Material for this exercise below:
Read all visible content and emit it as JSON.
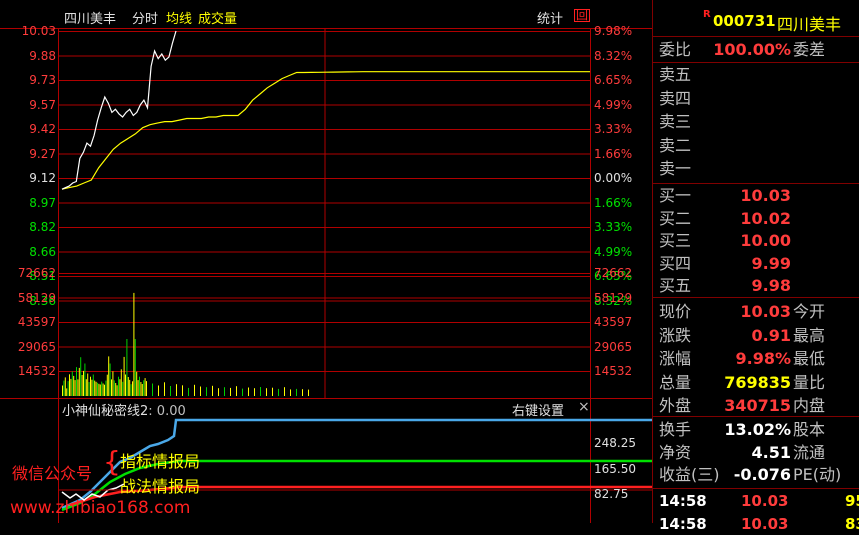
{
  "header": {
    "stock_name": "四川美丰",
    "tab_intraday": "分时",
    "tab_avg": "均线",
    "tab_volume": "成交量",
    "stats_label": "统计",
    "toggle_glyph": "回"
  },
  "price_axis": {
    "left": [
      "10.03",
      "9.88",
      "9.73",
      "9.57",
      "9.42",
      "9.27",
      "9.12",
      "8.97",
      "8.82",
      "8.66",
      "8.51",
      "8.36"
    ],
    "right": [
      "9.98%",
      "8.32%",
      "6.65%",
      "4.99%",
      "3.33%",
      "1.66%",
      "0.00%",
      "1.66%",
      "3.33%",
      "4.99%",
      "6.65%",
      "8.32%"
    ]
  },
  "volume_axis": {
    "left": [
      "72662",
      "58129",
      "43597",
      "29065",
      "14532"
    ],
    "right": [
      "72662",
      "58129",
      "43597",
      "29065",
      "14532"
    ]
  },
  "indicator": {
    "title": "小神仙秘密线2",
    "value": ": 0.00",
    "settings": "右键设置",
    "close": "×",
    "axis": [
      "248.25",
      "165.50",
      "82.75"
    ]
  },
  "watermark": {
    "wechat": "微信公众号",
    "line1": "指标情报局",
    "line2": "战法情报局",
    "url": "www.zhibiao168.com"
  },
  "panel": {
    "r_mark": "R",
    "code": "000731",
    "name": "四川美丰",
    "webi_label": "委比",
    "webi_value": "100.00%",
    "weicha_label": "委差",
    "sell": [
      "卖五",
      "卖四",
      "卖三",
      "卖二",
      "卖一"
    ],
    "buy": [
      {
        "label": "买一",
        "price": "10.03"
      },
      {
        "label": "买二",
        "price": "10.02"
      },
      {
        "label": "买三",
        "price": "10.00"
      },
      {
        "label": "买四",
        "price": "9.99"
      },
      {
        "label": "买五",
        "price": "9.98"
      }
    ],
    "quote": [
      {
        "k": "现价",
        "v": "10.03",
        "k2": "今开",
        "c": "red"
      },
      {
        "k": "涨跌",
        "v": "0.91",
        "k2": "最高",
        "c": "red"
      },
      {
        "k": "涨幅",
        "v": "9.98%",
        "k2": "最低",
        "c": "red"
      },
      {
        "k": "总量",
        "v": "769835",
        "k2": "量比",
        "c": "yel"
      },
      {
        "k": "外盘",
        "v": "340715",
        "k2": "内盘",
        "c": "red"
      }
    ],
    "fund": [
      {
        "k": "换手",
        "v": "13.02%",
        "k2": "股本",
        "c": "wht"
      },
      {
        "k": "净资",
        "v": "4.51",
        "k2": "流通",
        "c": "wht"
      },
      {
        "k": "收益(三)",
        "v": "-0.076",
        "k2": "PE(动)",
        "c": "wht"
      }
    ],
    "ticks": [
      {
        "time": "14:58",
        "price": "10.03",
        "vol": "95"
      },
      {
        "time": "14:58",
        "price": "10.03",
        "vol": "83"
      }
    ]
  },
  "chart_data": {
    "type": "line",
    "price_ylim": [
      8.21,
      10.03
    ],
    "price_series": [
      {
        "name": "分时",
        "color": "#ffffff",
        "values": [
          9.0,
          9.01,
          9.02,
          9.04,
          9.05,
          9.2,
          9.24,
          9.3,
          9.28,
          9.35,
          9.45,
          9.53,
          9.6,
          9.56,
          9.5,
          9.52,
          9.49,
          9.47,
          9.5,
          9.52,
          9.48,
          9.5,
          9.55,
          9.58,
          9.53,
          9.8,
          9.9,
          9.85,
          9.88,
          9.84,
          9.86,
          9.95,
          10.03
        ]
      },
      {
        "name": "均线",
        "color": "#ffff00",
        "values": [
          9.0,
          9.01,
          9.02,
          9.04,
          9.06,
          9.14,
          9.2,
          9.26,
          9.3,
          9.33,
          9.36,
          9.4,
          9.42,
          9.43,
          9.44,
          9.44,
          9.45,
          9.46,
          9.46,
          9.46,
          9.47,
          9.47,
          9.48,
          9.48,
          9.48,
          9.52,
          9.58,
          9.62,
          9.66,
          9.69,
          9.72,
          9.74,
          9.76
        ]
      }
    ],
    "volume_values": [
      6200,
      9100,
      11000,
      4500,
      8800,
      12800,
      10100,
      14600,
      11900,
      9400,
      17100,
      9800,
      16600,
      22900,
      12400,
      14800,
      19200,
      9900,
      13300,
      8300,
      11400,
      9600,
      12700,
      9100,
      8400,
      7800,
      7200,
      6800,
      8500,
      7400,
      6700,
      9100,
      12600,
      23400,
      19200,
      9800,
      14600,
      9200,
      7700,
      6300,
      11400,
      9900,
      15800,
      8400,
      23100,
      12700,
      33700,
      11200,
      9500,
      7000,
      8700,
      60900,
      33700,
      14300,
      9400,
      11400,
      8300,
      7100,
      9300,
      10600,
      8800,
      7400,
      6200,
      8100,
      5900,
      7000,
      6300,
      4800,
      6600,
      5600,
      5200,
      6000,
      4600,
      5200,
      4800,
      5800,
      4400,
      5000,
      4600,
      5300,
      4600,
      4900,
      4200,
      5200,
      3900,
      4200,
      4000,
      3800
    ],
    "volume_ylim": [
      0,
      72662
    ]
  }
}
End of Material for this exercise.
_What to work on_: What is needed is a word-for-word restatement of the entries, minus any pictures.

_Answer to this problem_:
Read all visible content and emit it as JSON.
{
  "header": {
    "stock_name": "四川美丰",
    "tab_intraday": "分时",
    "tab_avg": "均线",
    "tab_volume": "成交量",
    "stats_label": "统计",
    "toggle_glyph": "回"
  },
  "price_axis": {
    "left": [
      "10.03",
      "9.88",
      "9.73",
      "9.57",
      "9.42",
      "9.27",
      "9.12",
      "8.97",
      "8.82",
      "8.66",
      "8.51",
      "8.36"
    ],
    "right": [
      "9.98%",
      "8.32%",
      "6.65%",
      "4.99%",
      "3.33%",
      "1.66%",
      "0.00%",
      "1.66%",
      "3.33%",
      "4.99%",
      "6.65%",
      "8.32%"
    ]
  },
  "volume_axis": {
    "left": [
      "72662",
      "58129",
      "43597",
      "29065",
      "14532"
    ],
    "right": [
      "72662",
      "58129",
      "43597",
      "29065",
      "14532"
    ]
  },
  "indicator": {
    "title": "小神仙秘密线2",
    "value": ": 0.00",
    "settings": "右键设置",
    "close": "×",
    "axis": [
      "248.25",
      "165.50",
      "82.75"
    ]
  },
  "watermark": {
    "wechat": "微信公众号",
    "line1": "指标情报局",
    "line2": "战法情报局",
    "url": "www.zhibiao168.com"
  },
  "panel": {
    "r_mark": "R",
    "code": "000731",
    "name": "四川美丰",
    "webi_label": "委比",
    "webi_value": "100.00%",
    "weicha_label": "委差",
    "sell": [
      "卖五",
      "卖四",
      "卖三",
      "卖二",
      "卖一"
    ],
    "buy": [
      {
        "label": "买一",
        "price": "10.03"
      },
      {
        "label": "买二",
        "price": "10.02"
      },
      {
        "label": "买三",
        "price": "10.00"
      },
      {
        "label": "买四",
        "price": "9.99"
      },
      {
        "label": "买五",
        "price": "9.98"
      }
    ],
    "quote": [
      {
        "k": "现价",
        "v": "10.03",
        "k2": "今开",
        "c": "red"
      },
      {
        "k": "涨跌",
        "v": "0.91",
        "k2": "最高",
        "c": "red"
      },
      {
        "k": "涨幅",
        "v": "9.98%",
        "k2": "最低",
        "c": "red"
      },
      {
        "k": "总量",
        "v": "769835",
        "k2": "量比",
        "c": "yel"
      },
      {
        "k": "外盘",
        "v": "340715",
        "k2": "内盘",
        "c": "red"
      }
    ],
    "fund": [
      {
        "k": "换手",
        "v": "13.02%",
        "k2": "股本",
        "c": "wht"
      },
      {
        "k": "净资",
        "v": "4.51",
        "k2": "流通",
        "c": "wht"
      },
      {
        "k": "收益(三)",
        "v": "-0.076",
        "k2": "PE(动)",
        "c": "wht"
      }
    ],
    "ticks": [
      {
        "time": "14:58",
        "price": "10.03",
        "vol": "95"
      },
      {
        "time": "14:58",
        "price": "10.03",
        "vol": "83"
      }
    ]
  },
  "chart_data": {
    "type": "line",
    "price_ylim": [
      8.21,
      10.03
    ],
    "price_series": [
      {
        "name": "分时",
        "color": "#ffffff",
        "values": [
          9.0,
          9.01,
          9.02,
          9.04,
          9.05,
          9.2,
          9.24,
          9.3,
          9.28,
          9.35,
          9.45,
          9.53,
          9.6,
          9.56,
          9.5,
          9.52,
          9.49,
          9.47,
          9.5,
          9.52,
          9.48,
          9.5,
          9.55,
          9.58,
          9.53,
          9.8,
          9.9,
          9.85,
          9.88,
          9.84,
          9.86,
          9.95,
          10.03
        ]
      },
      {
        "name": "均线",
        "color": "#ffff00",
        "values": [
          9.0,
          9.01,
          9.02,
          9.04,
          9.06,
          9.14,
          9.2,
          9.26,
          9.3,
          9.33,
          9.36,
          9.4,
          9.42,
          9.43,
          9.44,
          9.44,
          9.45,
          9.46,
          9.46,
          9.46,
          9.47,
          9.47,
          9.48,
          9.48,
          9.48,
          9.52,
          9.58,
          9.62,
          9.66,
          9.69,
          9.72,
          9.74,
          9.76
        ]
      }
    ],
    "volume_values": [
      6200,
      9100,
      11000,
      4500,
      8800,
      12800,
      10100,
      14600,
      11900,
      9400,
      17100,
      9800,
      16600,
      22900,
      12400,
      14800,
      19200,
      9900,
      13300,
      8300,
      11400,
      9600,
      12700,
      9100,
      8400,
      7800,
      7200,
      6800,
      8500,
      7400,
      6700,
      9100,
      12600,
      23400,
      19200,
      9800,
      14600,
      9200,
      7700,
      6300,
      11400,
      9900,
      15800,
      8400,
      23100,
      12700,
      33700,
      11200,
      9500,
      7000,
      8700,
      60900,
      33700,
      14300,
      9400,
      11400,
      8300,
      7100,
      9300,
      10600,
      8800,
      7400,
      6200,
      8100,
      5900,
      7000,
      6300,
      4800,
      6600,
      5600,
      5200,
      6000,
      4600,
      5200,
      4800,
      5800,
      4400,
      5000,
      4600,
      5300,
      4600,
      4900,
      4200,
      5200,
      3900,
      4200,
      4000,
      3800
    ],
    "volume_ylim": [
      0,
      72662
    ]
  }
}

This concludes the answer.